- **Problem**:
Each line below must be reproduced exactly as it stands. Pictures stay out of the copy.

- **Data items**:
┏━━

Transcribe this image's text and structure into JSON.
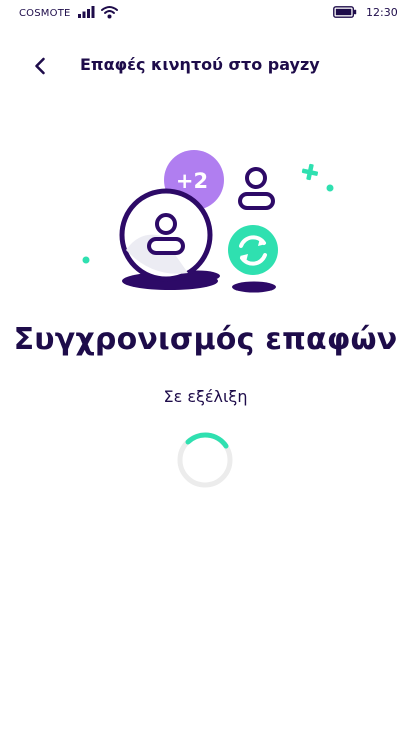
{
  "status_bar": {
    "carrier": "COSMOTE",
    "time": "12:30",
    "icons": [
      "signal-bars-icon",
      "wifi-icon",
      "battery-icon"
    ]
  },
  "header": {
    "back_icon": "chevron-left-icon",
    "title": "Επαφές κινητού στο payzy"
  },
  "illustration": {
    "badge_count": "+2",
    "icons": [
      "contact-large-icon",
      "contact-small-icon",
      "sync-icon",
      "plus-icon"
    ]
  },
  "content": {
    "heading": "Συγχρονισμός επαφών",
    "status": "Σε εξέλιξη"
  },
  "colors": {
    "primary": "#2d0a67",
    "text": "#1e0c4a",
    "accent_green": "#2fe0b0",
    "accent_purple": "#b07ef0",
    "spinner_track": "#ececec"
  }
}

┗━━

- **The completed task**:
Transcribe this image's text and structure into JSON.
{
  "status_bar": {
    "carrier": "COSMOTE",
    "time": "12:30",
    "icons": [
      "signal-bars-icon",
      "wifi-icon",
      "battery-icon"
    ]
  },
  "header": {
    "back_icon": "chevron-left-icon",
    "title": "Επαφές κινητού στο payzy"
  },
  "illustration": {
    "badge_count": "+2",
    "icons": [
      "contact-large-icon",
      "contact-small-icon",
      "sync-icon",
      "plus-icon"
    ]
  },
  "content": {
    "heading": "Συγχρονισμός επαφών",
    "status": "Σε εξέλιξη"
  },
  "colors": {
    "primary": "#2d0a67",
    "text": "#1e0c4a",
    "accent_green": "#2fe0b0",
    "accent_purple": "#b07ef0",
    "spinner_track": "#ececec"
  }
}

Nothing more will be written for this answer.